A Reflection on Jesus, Chanukah, and Salvation

When I was younger, the discovery that the Jewish holiday of Chanukah is mentioned in the New Testament came as quite a surprise.

And it was at Jerusalem the feast of the dedication, and it was winter. And
Jesus walked in the temple in Solomon’s porch. (John 10:22-23).

The purpose of this is to call attention to Jesus’ redemptive work. Redemption brings us back to an ancient Near Eastern world, in which people go into bondage due to their inability to repay debts. However, they have hope in a wealthy kinsman who may discharge their debts and redeem them from slavery.

How then, is Jesus work like this?

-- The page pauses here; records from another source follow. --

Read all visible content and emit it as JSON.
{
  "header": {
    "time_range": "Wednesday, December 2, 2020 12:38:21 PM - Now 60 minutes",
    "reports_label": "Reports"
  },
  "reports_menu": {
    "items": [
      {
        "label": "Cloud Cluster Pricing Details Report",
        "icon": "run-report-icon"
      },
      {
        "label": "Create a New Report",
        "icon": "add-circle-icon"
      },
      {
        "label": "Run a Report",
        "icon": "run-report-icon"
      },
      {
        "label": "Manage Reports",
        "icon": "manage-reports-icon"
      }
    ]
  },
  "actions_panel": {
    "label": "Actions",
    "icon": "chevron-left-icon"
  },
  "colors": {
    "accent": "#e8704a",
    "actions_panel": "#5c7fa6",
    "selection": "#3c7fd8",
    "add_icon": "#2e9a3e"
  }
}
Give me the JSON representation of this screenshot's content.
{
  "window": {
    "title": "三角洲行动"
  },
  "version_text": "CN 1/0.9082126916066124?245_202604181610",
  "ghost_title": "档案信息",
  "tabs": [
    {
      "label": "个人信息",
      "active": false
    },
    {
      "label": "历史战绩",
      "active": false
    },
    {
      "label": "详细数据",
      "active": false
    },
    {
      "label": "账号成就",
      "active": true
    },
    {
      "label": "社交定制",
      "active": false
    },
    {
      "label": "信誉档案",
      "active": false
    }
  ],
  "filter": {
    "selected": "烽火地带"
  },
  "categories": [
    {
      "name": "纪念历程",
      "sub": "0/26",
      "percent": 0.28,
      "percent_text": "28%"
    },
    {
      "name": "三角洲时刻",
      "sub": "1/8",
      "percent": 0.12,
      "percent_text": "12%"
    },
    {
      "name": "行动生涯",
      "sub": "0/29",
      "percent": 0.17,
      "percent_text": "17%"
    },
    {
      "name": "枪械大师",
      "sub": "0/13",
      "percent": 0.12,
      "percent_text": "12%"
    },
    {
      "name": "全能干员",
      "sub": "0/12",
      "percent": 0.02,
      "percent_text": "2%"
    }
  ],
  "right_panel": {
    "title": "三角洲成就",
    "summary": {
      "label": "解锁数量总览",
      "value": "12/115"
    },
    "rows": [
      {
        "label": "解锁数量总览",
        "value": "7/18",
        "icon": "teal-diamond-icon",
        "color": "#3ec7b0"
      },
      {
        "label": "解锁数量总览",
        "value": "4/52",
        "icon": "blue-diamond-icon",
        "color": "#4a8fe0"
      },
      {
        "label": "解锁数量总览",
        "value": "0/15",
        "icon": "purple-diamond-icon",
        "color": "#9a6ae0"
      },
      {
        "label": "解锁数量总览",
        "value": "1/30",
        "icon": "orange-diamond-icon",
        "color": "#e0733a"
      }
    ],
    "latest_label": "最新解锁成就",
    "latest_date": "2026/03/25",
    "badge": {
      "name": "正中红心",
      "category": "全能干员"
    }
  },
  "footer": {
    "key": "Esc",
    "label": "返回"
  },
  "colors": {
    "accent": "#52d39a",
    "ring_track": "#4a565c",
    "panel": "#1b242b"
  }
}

The feast of Chanukah—first mentioned in the apocryphal books of the Maccabbees-- celebrates the re-dedication of the Jerusalem temple to the God of Abraham, Isaac, and Israel after that center of Judaism had been defiled by pagan rites under the Greek Seleucid emperors. Once again, the sacred place was used by the Jews to present their sacrifices; once again it was the place of atonement. The Judaism into which Jesus was born was not an easy, laissez-faire religion; but one with a very deep and pervasive sense of the seriousness of sin, and the need for atonement. The temple, unlike a synagogue or church, was not a place primarily for prayer and teaching, but for sacrifice—and these animal sacrifices of the Old Testament addressed the need for atonement. A great historical drama appears in the history of the Jews after the Babylonian exile, in which joy at being restored to the land and permitted by the Persian Empire to rebuild their temple, followed by the sudden revocation of their privileges under the Seleucid Antiochus. No wonder the successful revolt of the priestly family of Judah the Hammer caught the imagination of devout Jews to the point where they made a prominent holiday out of an event not mentioned or enjoined in the Hebrew Bible itself.

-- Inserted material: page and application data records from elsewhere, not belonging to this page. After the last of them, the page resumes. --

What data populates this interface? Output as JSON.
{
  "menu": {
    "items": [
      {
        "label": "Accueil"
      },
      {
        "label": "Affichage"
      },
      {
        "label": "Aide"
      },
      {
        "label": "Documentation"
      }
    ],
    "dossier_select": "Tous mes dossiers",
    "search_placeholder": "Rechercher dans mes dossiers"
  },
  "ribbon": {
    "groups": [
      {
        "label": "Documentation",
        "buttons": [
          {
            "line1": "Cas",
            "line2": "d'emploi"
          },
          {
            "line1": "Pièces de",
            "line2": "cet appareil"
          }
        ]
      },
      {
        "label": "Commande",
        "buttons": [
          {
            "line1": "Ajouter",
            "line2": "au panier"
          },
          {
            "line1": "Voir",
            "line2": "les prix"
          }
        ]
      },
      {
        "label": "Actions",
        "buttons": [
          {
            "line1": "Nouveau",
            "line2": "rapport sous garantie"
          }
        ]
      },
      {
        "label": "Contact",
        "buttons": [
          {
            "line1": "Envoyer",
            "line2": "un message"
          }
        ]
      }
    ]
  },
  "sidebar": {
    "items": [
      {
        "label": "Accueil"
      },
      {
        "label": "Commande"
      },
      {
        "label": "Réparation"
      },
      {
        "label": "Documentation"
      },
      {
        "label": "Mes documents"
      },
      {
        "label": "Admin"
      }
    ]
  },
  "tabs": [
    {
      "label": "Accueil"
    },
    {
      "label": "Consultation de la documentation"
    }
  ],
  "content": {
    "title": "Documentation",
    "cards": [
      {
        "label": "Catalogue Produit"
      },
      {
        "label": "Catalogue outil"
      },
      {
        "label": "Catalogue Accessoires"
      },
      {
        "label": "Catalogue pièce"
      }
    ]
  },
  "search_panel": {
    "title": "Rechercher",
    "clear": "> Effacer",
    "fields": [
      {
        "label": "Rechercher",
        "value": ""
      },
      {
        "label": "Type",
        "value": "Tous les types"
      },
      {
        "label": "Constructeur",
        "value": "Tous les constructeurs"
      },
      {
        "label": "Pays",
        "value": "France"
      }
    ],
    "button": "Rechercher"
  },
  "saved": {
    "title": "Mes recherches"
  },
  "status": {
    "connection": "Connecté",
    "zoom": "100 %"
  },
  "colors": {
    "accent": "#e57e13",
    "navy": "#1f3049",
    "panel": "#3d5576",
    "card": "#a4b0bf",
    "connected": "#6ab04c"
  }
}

In John 10, Jesus discusses his person and mission. He speaks of giving his life for his sheep, giving them eternal life, and how no man is able to pluck his sheep from his Father’s hand (John. 10:29). This is a quick outline of the redemptive work Jesus performed for us. His death is a sacrifice rather than martyrdom, for he is offering himself not as dissenter, but as the Anointed of God by whose wounds and stripes his people are healed (Isaiah 53). In this he fulfills his role as the lamb of God who takes away the sins of the world (John 1:29). He takes us from the dominion of sin and death to return us to his God and Father. So great is the debt our sins have piled up that it cannot be discharged save by one infinitely greater, more holy, and more righteous who takes it on himself. In this, he is our redeemer from sin. For this, the Messiah was named Jesus—Yehoshua—or “Jehovah saves” (Mt. 1:21).

Just as Judah the Hammer and his family rededicated the temple after its defilement, let us rededicate ourselves to our God, showing thankfulness for the redemption he sent when the Word became flesh and dwelt among us. Let Jesus be our true temple and the presence of God with us. Immanuel.


  1. Thanks Peter, that gives me much to meditate on.

  2. Thanks, Craig. I visited your blog and saw that you were reading Unamuno. My father also made much of Unamuno's _Tragic Sense of Life_. Now I have to read it. However, I'm still struggling with Spinoza.